::: Supplied material

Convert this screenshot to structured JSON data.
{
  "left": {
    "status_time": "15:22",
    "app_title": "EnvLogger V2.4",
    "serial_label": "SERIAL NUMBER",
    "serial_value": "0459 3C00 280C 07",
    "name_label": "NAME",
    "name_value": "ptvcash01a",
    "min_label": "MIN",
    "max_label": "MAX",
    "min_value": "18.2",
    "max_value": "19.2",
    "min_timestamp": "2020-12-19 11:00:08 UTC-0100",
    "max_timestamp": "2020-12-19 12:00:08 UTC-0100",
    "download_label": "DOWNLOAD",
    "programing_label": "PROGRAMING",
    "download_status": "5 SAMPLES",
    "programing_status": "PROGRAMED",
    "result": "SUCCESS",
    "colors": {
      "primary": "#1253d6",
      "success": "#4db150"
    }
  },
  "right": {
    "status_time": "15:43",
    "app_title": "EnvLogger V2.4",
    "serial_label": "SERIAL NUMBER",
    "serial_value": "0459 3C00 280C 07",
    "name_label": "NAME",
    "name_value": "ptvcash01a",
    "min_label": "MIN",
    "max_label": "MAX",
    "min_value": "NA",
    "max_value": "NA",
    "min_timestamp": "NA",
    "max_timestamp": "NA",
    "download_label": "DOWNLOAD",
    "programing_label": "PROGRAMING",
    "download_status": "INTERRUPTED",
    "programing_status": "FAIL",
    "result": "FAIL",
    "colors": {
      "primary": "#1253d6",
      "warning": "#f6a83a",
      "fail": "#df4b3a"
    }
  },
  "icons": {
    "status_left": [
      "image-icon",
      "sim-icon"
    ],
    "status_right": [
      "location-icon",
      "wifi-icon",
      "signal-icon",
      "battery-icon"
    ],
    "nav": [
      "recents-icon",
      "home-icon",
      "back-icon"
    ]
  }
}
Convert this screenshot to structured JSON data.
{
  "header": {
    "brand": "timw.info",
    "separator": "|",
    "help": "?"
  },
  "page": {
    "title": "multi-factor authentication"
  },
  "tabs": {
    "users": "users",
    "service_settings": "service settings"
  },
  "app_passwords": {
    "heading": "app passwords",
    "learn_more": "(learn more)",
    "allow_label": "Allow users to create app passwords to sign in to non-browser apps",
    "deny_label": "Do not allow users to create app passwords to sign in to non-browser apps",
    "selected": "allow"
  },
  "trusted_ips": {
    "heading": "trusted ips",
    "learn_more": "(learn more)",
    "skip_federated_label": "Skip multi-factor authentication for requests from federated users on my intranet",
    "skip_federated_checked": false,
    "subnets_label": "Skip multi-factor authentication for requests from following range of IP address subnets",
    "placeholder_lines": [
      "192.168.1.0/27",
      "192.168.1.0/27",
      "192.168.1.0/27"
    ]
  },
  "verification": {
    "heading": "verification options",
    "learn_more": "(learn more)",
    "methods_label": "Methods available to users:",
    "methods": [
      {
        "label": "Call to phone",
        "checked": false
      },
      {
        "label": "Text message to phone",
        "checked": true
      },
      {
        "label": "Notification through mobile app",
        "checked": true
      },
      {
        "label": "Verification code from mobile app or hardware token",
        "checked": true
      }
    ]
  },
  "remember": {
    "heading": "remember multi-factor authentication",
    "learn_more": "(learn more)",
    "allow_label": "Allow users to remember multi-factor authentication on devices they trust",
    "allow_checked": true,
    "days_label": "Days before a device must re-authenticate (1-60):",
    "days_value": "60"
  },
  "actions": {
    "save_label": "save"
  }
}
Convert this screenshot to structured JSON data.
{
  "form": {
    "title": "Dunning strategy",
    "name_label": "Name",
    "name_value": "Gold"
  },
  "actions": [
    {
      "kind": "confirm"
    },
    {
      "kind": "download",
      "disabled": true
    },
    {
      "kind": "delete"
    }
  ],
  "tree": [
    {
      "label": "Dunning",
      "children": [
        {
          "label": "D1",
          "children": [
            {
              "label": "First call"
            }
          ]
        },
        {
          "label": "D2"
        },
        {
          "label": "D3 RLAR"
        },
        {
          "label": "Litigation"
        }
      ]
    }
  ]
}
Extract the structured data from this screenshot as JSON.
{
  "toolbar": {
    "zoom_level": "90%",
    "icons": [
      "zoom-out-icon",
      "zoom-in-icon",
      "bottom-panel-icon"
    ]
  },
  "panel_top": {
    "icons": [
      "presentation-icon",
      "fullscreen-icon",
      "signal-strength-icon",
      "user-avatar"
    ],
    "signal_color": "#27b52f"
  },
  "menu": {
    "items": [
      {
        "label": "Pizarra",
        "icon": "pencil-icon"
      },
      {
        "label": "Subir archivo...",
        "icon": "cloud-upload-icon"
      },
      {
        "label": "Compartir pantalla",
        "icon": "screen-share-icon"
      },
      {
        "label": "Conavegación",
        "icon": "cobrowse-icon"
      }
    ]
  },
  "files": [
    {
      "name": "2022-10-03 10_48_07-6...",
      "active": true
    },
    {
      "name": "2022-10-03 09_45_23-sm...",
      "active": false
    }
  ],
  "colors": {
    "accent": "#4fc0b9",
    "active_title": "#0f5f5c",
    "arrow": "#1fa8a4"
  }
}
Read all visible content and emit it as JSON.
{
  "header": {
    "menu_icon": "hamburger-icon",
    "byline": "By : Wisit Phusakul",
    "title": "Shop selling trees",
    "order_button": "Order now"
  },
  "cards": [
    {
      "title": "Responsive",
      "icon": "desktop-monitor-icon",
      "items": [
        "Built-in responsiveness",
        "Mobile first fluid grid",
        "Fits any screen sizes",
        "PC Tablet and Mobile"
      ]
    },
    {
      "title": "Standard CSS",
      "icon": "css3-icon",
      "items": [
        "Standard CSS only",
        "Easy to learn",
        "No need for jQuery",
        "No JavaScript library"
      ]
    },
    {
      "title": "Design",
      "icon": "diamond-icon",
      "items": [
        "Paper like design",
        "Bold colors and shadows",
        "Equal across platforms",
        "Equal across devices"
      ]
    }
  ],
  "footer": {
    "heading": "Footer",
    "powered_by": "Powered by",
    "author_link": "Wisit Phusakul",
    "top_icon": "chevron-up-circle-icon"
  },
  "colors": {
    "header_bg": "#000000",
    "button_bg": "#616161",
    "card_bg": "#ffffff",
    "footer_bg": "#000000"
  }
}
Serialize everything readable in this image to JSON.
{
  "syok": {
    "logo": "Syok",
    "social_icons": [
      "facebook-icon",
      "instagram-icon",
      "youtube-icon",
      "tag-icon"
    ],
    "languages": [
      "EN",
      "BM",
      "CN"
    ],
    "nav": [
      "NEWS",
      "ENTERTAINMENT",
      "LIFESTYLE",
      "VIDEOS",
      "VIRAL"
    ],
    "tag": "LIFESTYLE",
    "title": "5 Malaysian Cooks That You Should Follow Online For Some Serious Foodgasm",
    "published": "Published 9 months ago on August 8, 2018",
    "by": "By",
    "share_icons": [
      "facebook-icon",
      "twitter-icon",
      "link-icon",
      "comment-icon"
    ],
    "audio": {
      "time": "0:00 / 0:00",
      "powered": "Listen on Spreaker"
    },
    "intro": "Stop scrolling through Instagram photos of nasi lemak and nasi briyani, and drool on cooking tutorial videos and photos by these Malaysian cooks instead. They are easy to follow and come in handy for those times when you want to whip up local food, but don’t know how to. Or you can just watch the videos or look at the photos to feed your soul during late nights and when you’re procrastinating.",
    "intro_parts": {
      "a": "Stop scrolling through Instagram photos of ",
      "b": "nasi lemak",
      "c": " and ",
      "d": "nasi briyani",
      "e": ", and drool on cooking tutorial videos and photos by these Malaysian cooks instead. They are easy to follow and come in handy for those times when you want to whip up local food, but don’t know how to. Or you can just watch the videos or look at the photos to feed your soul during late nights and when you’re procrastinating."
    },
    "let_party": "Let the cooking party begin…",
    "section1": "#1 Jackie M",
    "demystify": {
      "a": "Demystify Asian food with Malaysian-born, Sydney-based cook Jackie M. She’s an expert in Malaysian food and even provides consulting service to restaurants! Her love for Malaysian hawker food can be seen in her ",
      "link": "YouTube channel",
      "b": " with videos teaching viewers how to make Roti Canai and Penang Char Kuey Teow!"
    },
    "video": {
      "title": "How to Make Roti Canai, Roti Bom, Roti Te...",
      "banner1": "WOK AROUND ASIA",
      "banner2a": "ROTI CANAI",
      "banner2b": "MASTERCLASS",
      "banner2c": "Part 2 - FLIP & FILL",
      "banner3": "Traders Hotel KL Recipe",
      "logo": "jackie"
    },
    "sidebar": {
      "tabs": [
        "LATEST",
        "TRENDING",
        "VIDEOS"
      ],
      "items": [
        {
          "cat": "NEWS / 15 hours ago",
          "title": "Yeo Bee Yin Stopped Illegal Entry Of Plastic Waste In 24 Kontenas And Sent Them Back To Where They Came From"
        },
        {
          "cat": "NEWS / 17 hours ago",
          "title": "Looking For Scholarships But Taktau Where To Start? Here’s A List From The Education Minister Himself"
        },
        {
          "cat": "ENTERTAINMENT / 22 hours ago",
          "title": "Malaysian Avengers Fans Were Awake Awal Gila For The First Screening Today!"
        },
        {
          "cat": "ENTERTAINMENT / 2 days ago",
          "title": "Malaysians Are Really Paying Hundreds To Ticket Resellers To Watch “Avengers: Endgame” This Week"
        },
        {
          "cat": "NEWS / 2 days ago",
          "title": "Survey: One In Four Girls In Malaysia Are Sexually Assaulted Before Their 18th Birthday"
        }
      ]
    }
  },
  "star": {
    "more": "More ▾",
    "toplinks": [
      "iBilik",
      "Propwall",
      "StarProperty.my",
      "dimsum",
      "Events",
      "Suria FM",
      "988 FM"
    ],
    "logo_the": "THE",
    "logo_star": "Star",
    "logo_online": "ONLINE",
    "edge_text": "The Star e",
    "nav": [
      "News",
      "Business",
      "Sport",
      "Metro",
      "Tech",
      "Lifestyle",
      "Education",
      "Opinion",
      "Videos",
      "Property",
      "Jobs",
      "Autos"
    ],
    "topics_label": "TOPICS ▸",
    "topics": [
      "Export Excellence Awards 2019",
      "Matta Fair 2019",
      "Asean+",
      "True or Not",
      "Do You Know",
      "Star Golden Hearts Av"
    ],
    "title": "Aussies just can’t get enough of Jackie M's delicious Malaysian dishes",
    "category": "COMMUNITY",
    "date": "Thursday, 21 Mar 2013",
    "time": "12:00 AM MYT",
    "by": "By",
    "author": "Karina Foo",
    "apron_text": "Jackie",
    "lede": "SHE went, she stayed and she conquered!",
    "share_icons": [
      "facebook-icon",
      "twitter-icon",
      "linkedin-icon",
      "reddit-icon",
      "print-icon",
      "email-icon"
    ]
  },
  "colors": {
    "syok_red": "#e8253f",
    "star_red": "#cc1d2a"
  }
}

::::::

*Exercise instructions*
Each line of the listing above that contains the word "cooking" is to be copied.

*Answer below*
    "intro": "Stop scrolling through Instagram photos of nasi lemak and nasi briyani, and drool on cooking tutorial videos and photos by these Malaysian cooks instead. They are easy to follow and come in handy for those times when you want to whip up local food, but don’t know how to. Or you can just watch the videos or look at the photos to feed your soul during late nights and when you’re procrastinating.",
      "e": ", and drool on cooking tutorial videos and photos by these Malaysian cooks instead. They are easy to follow and come in handy for those times when you want to whip up local food, but don’t know how to. Or you can just watch the videos or look at the photos to feed your soul during late nights and when you’re procrastinating."
    "let_party": "Let the cooking party begin…",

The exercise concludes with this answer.